Popular during the 16thC the snake buckle first appeared in portraits c 1575. This fastener formed part of a sword belt fitting and fell from fashion by the 17thC. At the end of the 18thC there was a revival in its use in the military and still continues today


Late Medieval S buckle



U.S. Civil War dug “Snake” buckle. These style “Snake” buckles were manufactured in England and were imported into the US. These buckles commonly came with the belt rig associated with the Enfield rifle


Figure 1 Snake belt clasp found in excavations near the troopers’ huts, Boralga NMP camp, Cape York Peninsula.


WW1 Found in the Houthulst area( Belgian sector)




Victorian Army S buckle (NZ Army) picture




A cast copper alloy, S shaped belt fastener probably of post medieval date, AD 1550 - 1700. It is zoomorphic, being cast in the form of a snake with a head at each end. The mouths and eyes of the snake heads are clearly defined as are the scales of the body. In the centre of the fastener is a raised, circular collar flanked by leaves. A narrow ridge extends in both directions from this collar on each side of the fastener.




Single headed S buckle

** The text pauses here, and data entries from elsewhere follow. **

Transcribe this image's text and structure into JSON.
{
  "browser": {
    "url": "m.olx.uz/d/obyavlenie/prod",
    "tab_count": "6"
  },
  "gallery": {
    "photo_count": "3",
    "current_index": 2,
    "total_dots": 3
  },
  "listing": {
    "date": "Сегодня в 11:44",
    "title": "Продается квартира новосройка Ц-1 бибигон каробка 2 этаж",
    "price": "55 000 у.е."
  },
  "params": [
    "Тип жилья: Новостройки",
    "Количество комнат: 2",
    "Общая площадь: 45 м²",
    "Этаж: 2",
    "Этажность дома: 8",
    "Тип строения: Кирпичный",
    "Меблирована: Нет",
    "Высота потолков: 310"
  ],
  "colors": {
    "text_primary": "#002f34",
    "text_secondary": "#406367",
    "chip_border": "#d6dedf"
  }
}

Cast copper alloy S-shaped zoomorphic strap fitting: a buckle or fastener in the form of snake dating from the Post-Medieval or Modern periods, about AD 1650-1900.